“One of the things we heard over and over again in Denver is that it’s only achievable through collaboration,” said RTC General Manager Tina Quigley at Thursday’s monthly board meeting.
Transportation Commission Chairman Larry Brown, also a Clark County commissioner, said the regional makeup of the board makes it the most probable agency to move plans forward. However, Clark County could be in a lead position because so many proposals are already under county management, including street projects on and around the Strip and the airport.
“The RTC is not in the position to do the work, but it certainly would have an important role in driving everything forward,” Brown said. “That’s why I think the message of being collaborative and consensus driven is so important.”

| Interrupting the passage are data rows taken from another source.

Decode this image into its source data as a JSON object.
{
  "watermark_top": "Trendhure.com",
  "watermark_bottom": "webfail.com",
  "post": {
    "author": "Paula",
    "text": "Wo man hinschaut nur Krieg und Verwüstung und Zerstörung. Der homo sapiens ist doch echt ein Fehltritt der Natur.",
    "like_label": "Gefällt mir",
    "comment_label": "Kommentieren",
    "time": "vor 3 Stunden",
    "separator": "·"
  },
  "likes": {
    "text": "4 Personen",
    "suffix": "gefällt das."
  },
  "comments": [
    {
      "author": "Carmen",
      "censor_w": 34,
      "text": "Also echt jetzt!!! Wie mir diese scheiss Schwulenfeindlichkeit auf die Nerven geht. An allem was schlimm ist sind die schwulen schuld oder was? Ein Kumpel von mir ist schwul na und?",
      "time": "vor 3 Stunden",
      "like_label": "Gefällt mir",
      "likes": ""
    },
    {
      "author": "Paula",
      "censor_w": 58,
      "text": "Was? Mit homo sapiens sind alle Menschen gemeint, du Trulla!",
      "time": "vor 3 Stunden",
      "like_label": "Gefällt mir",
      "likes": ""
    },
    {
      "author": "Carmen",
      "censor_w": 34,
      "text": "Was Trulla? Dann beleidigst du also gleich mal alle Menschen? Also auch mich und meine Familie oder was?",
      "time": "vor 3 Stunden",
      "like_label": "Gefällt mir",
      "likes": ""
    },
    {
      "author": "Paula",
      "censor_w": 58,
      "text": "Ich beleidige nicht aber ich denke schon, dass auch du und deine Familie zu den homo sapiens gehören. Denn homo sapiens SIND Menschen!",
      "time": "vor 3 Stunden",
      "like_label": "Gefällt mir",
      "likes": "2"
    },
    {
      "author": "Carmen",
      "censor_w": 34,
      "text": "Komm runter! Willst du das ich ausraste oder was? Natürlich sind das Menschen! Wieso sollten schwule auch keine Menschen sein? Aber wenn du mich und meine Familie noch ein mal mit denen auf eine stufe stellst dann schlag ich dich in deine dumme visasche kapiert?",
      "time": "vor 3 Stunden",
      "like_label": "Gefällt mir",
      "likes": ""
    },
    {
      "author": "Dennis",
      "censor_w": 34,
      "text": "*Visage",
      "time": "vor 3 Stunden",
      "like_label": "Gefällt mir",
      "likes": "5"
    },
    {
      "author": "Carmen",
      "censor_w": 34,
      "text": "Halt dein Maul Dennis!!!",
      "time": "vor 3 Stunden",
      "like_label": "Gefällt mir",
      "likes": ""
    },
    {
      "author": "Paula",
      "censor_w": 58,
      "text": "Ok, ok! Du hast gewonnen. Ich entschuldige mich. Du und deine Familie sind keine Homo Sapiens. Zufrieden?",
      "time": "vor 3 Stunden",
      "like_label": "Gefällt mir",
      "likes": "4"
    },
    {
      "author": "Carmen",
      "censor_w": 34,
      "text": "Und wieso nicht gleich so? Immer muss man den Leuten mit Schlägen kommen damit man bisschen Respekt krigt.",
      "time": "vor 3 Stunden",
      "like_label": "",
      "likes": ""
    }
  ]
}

Quigley said it would be key to not only get all the municipalities to buy into one strategy, but it would also be important to get the support of businesses and economic development leaders.
That could be a bigger challenge than it appears because the early stages of a light-rail project could be centered on the airport and the resort corridor and board members, elected by voters in their respective cities, might be asked to do what’s best for their constituents.
At Thursday’s meeting, for example, board members Debra March, a Henderson councilwoman, and Rod Woodbury, mayor of Boulder City, said that while they support a system that would serve tourists, they don’t want the residents of the valley to be forgotten when plans are drawn.
Board members delayed action on a plan to approve the final version of the RTC’s Transportation Investment Business Plan, an exhaustive document outlining several transportation options including mass transit and road development and ideas of how to pay for them. Board members will consider that in April and will ask municipalities to weigh in with their concerns.
Denver, which first began planning its light-rail system 30 years ago, ran its first train in 1994.
Denver’s Regional Transportation District had the challenge of dealing with 32 municipalities in the Denver area, but through the joint city and county government was able to pull together the financial resources to build the $2.2 billion expansion project.
Quigley said local officials will explore several funding options that Denver used, including seeking out federal grants — Denver got $1.1 billion — public-private partnerships that operate the system and possibly approaching voters to consider special tax districts or bond proposals. In Denver, voters approved an expansion plan in 2004 and the system also sold naming rights to the new line, known as the University of Colorado A Line, for $5 million.
In other business at Thursday’s board meeting, members evaluated Quigley’s 2015 performance and voted unanimously to give her a 6 percent raise.
The raise will increase Quigley’s annual salary from $222,268 to $235,664.
Contact Richard N. Velotta at firstname.lastname@example.org or 702-477-3893. Find him on Twitter: @RickVelotta.